I admitted that I did, and she asked if she could come over for some help. The sweater she had knit for her grandson wouldn’t fit over his head. I expected that it would be any easy fix: I would just show her how to do a more flexible bind-off for the neckband, and she’d be all set.
She arrived with a beautifully knit pullover. Unfortunately, the solution to her problem was not so simple. The cast-on edge at the bottom of the sweater was too tight to stretch over the child’s shoulders as it was being put on.
Me: What cast-on did you use, Helen?
Helen: The cast-on, like I’ve done for over 60 years.
Me: Which one is that?
Helen (spoken slowly and with a look of incredulity that a “professional knitter” would ask such a thing): You know, The Cast-On. The one where you don’t have any stitches on the needle and you put stitches on the needle so you can knit them.
It was at that moment I realized that not only did Helen know only one way to cast on, she didn’t realize that there were other ways of putting stitches on the needle. I explained to her that there are many different cast-ons, one of which might have resulted in a stretchier lower edge. She was both amazed and chagrined to find out that there were alternatives to a technique that she had been doing her entire knitting career.

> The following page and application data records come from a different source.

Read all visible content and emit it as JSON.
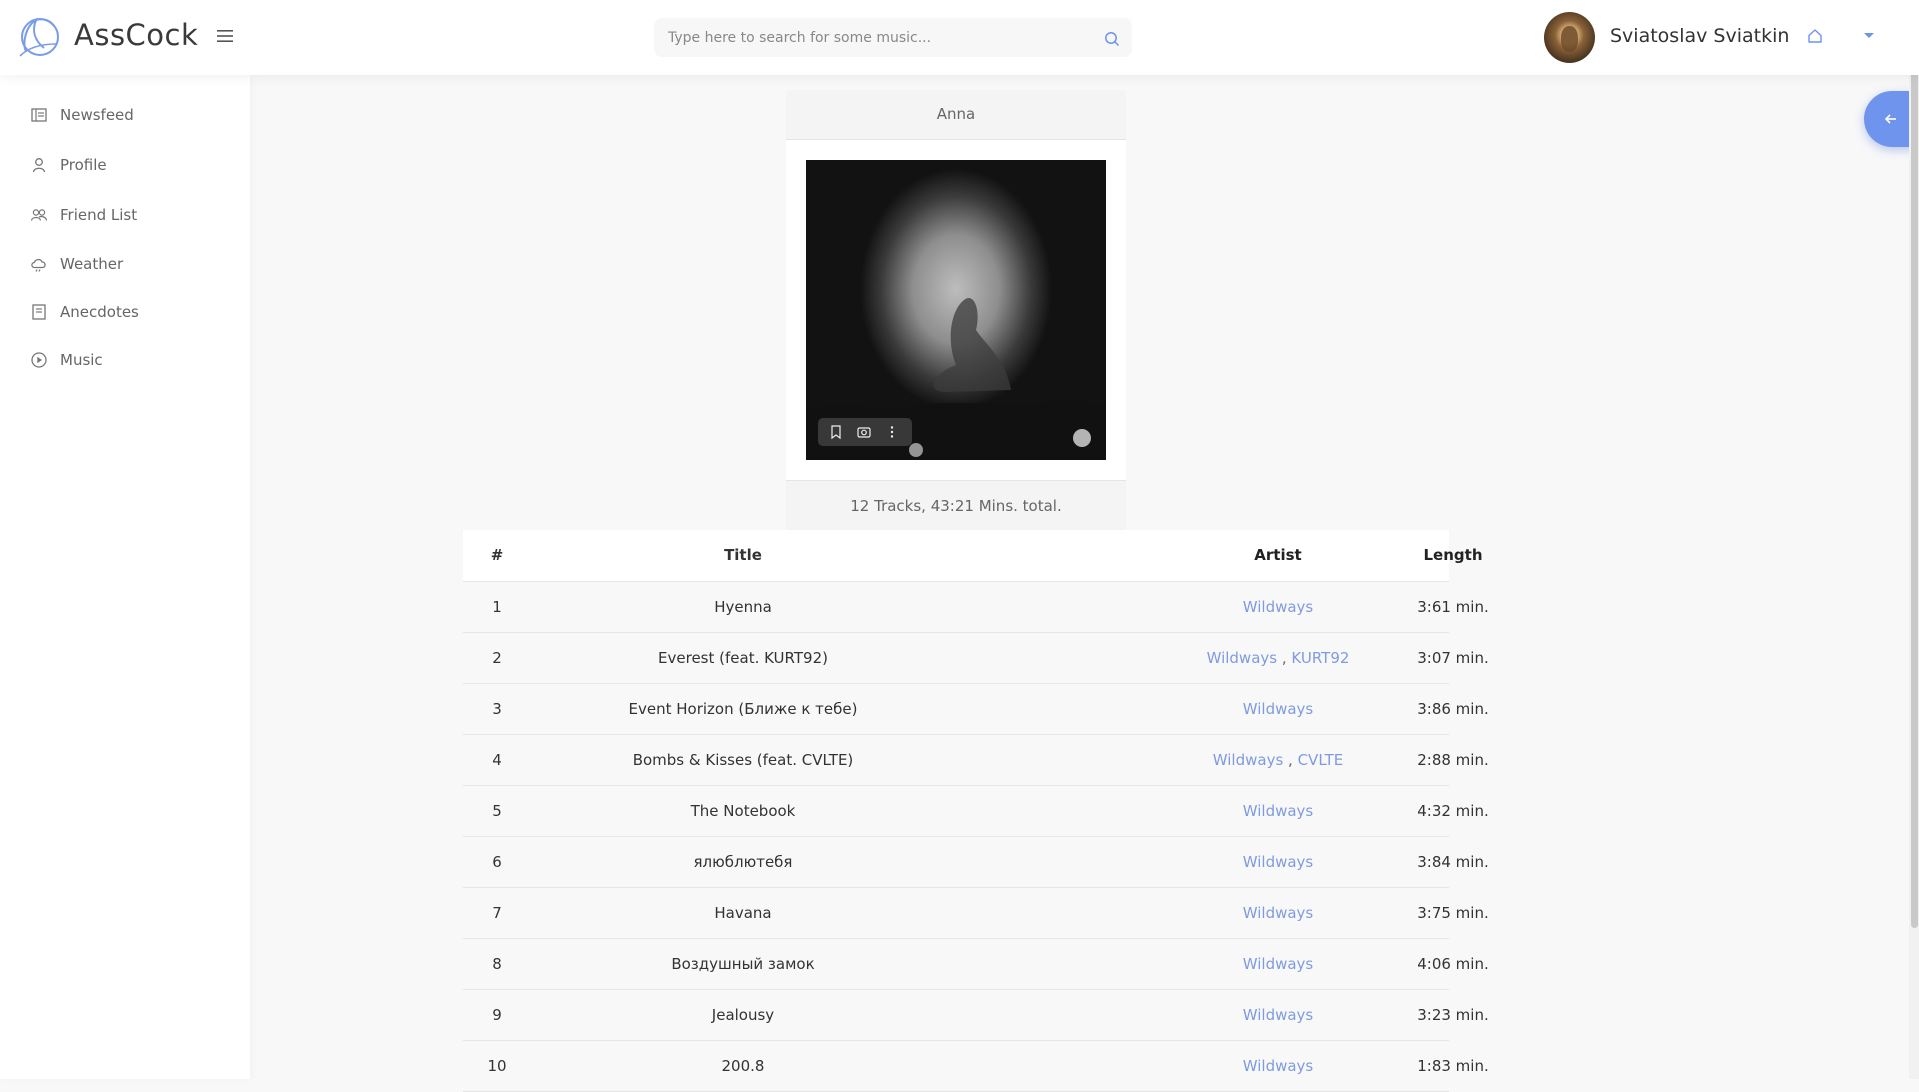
{
  "brand": {
    "name": "AssCock"
  },
  "search": {
    "placeholder": "Type here to search for some music..."
  },
  "user": {
    "name": "Sviatoslav Sviatkin"
  },
  "sidebar": {
    "items": [
      {
        "label": "Newsfeed",
        "icon": "newsfeed-icon"
      },
      {
        "label": "Profile",
        "icon": "profile-icon"
      },
      {
        "label": "Friend List",
        "icon": "friends-icon"
      },
      {
        "label": "Weather",
        "icon": "weather-icon"
      },
      {
        "label": "Anecdotes",
        "icon": "anecdotes-icon"
      },
      {
        "label": "Music",
        "icon": "play-circle-icon"
      }
    ]
  },
  "album": {
    "title": "Anna",
    "summary": "12 Tracks, 43:21 Mins. total."
  },
  "table": {
    "headers": {
      "num": "#",
      "title": "Title",
      "artist": "Artist",
      "length": "Length"
    },
    "rows": [
      {
        "num": "1",
        "title": "Hyenna",
        "artists": [
          "Wildways"
        ],
        "length": "3:61 min."
      },
      {
        "num": "2",
        "title": "Everest (feat. KURT92)",
        "artists": [
          "Wildways",
          "KURT92"
        ],
        "length": "3:07 min."
      },
      {
        "num": "3",
        "title": "Event Horizon (Ближе к тебе)",
        "artists": [
          "Wildways"
        ],
        "length": "3:86 min."
      },
      {
        "num": "4",
        "title": "Bombs & Kisses (feat. CVLTE)",
        "artists": [
          "Wildways",
          "CVLTE"
        ],
        "length": "2:88 min."
      },
      {
        "num": "5",
        "title": "The Notebook",
        "artists": [
          "Wildways"
        ],
        "length": "4:32 min."
      },
      {
        "num": "6",
        "title": "ялюблютебя",
        "artists": [
          "Wildways"
        ],
        "length": "3:84 min."
      },
      {
        "num": "7",
        "title": "Havana",
        "artists": [
          "Wildways"
        ],
        "length": "3:75 min."
      },
      {
        "num": "8",
        "title": "Воздушный замок",
        "artists": [
          "Wildways"
        ],
        "length": "4:06 min."
      },
      {
        "num": "9",
        "title": "Jealousy",
        "artists": [
          "Wildways"
        ],
        "length": "3:23 min."
      },
      {
        "num": "10",
        "title": "200.8",
        "artists": [
          "Wildways"
        ],
        "length": "1:83 min."
      }
    ]
  },
  "colors": {
    "accent": "#6f94ee",
    "link": "#7f9be0",
    "background": "#f8f8f8"
  }
}
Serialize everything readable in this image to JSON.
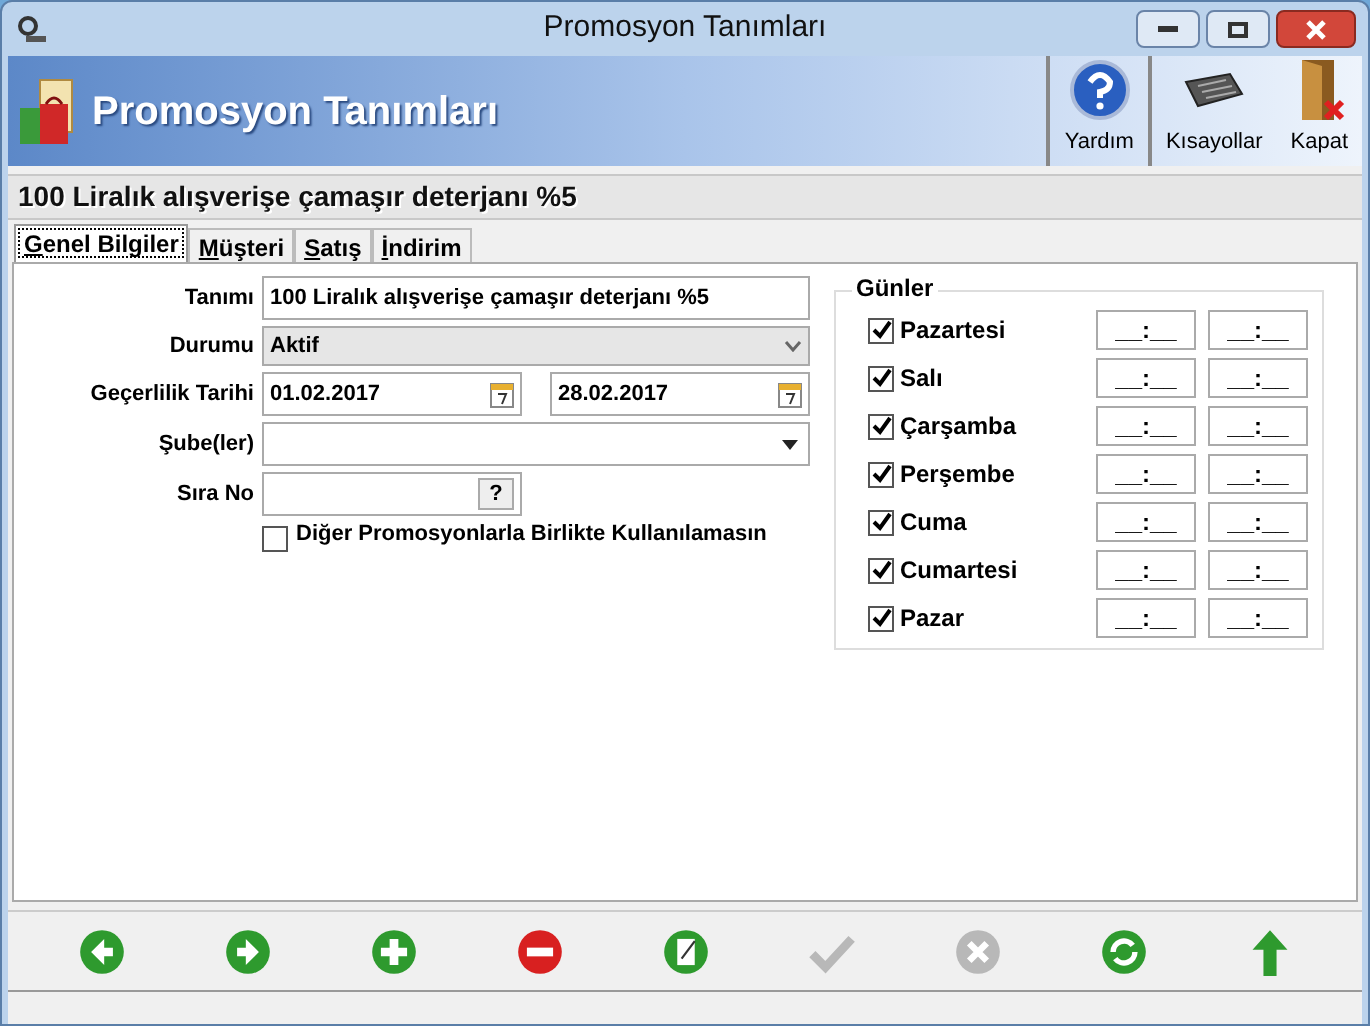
{
  "window": {
    "title": "Promosyon Tanımları"
  },
  "header": {
    "title": "Promosyon Tanımları",
    "actions": [
      {
        "kind": "help",
        "label": "Yardım"
      },
      {
        "kind": "keyboard",
        "label": "Kısayollar"
      },
      {
        "kind": "exit",
        "label": "Kapat"
      }
    ]
  },
  "record_title": "100 Liralık alışverişe çamaşır deterjanı %5",
  "tabs": [
    {
      "label": "Genel Bilgiler",
      "selected": true
    },
    {
      "label": "Müşteri",
      "selected": false
    },
    {
      "label": "Satış",
      "selected": false
    },
    {
      "label": "İndirim",
      "selected": false
    }
  ],
  "form": {
    "tanim": {
      "label": "Tanımı",
      "value": "100 Liralık alışverişe çamaşır deterjanı %5"
    },
    "durum": {
      "label": "Durumu",
      "value": "Aktif"
    },
    "tarih": {
      "label": "Geçerlilik Tarihi",
      "start": "01.02.2017",
      "end": "28.02.2017"
    },
    "sube": {
      "label": "Şube(ler)"
    },
    "sira": {
      "label": "Sıra No",
      "button": "?"
    },
    "exclusive": {
      "label": "Diğer Promosyonlarla Birlikte Kullanılamasın",
      "checked": false
    }
  },
  "days": {
    "title": "Günler",
    "items": [
      {
        "label": "Pazartesi",
        "checked": true,
        "from": "__:__",
        "to": "__:__"
      },
      {
        "label": "Salı",
        "checked": true,
        "from": "__:__",
        "to": "__:__"
      },
      {
        "label": "Çarşamba",
        "checked": true,
        "from": "__:__",
        "to": "__:__"
      },
      {
        "label": "Perşembe",
        "checked": true,
        "from": "__:__",
        "to": "__:__"
      },
      {
        "label": "Cuma",
        "checked": true,
        "from": "__:__",
        "to": "__:__"
      },
      {
        "label": "Cumartesi",
        "checked": true,
        "from": "__:__",
        "to": "__:__"
      },
      {
        "label": "Pazar",
        "checked": true,
        "from": "__:__",
        "to": "__:__"
      }
    ]
  },
  "toolbar": [
    {
      "kind": "prev",
      "disabled": false
    },
    {
      "kind": "next",
      "disabled": false
    },
    {
      "kind": "add",
      "disabled": false
    },
    {
      "kind": "delete",
      "disabled": false
    },
    {
      "kind": "edit",
      "disabled": false
    },
    {
      "kind": "save",
      "disabled": true
    },
    {
      "kind": "cancel",
      "disabled": true
    },
    {
      "kind": "refresh",
      "disabled": false
    },
    {
      "kind": "up",
      "disabled": false
    }
  ]
}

Learning What to Learn
We’re all a bit like Helen, I think. Whether it’s knitting or crochet, there’s always something new to learn, but sometimes we don’t know what that something is.
Just last week, I watched an online class** taught by Sally Melville and learned a tweak that will help me remember, without experimentation (my previous method), which increase is M1-R and which is M1-L. I’m always trying to continue my education and figure out what I don’t know. To that end, I’m compiling a list of knit and crochet techniques that I want to be sure I’ve mastered. I’ll be sharing those lists with you in the coming weeks.
What’s on your list? Where do you go to learn new techniques and how do you determine what you don’t know? I’d love to hear your feedback in the comments below or via Facebook.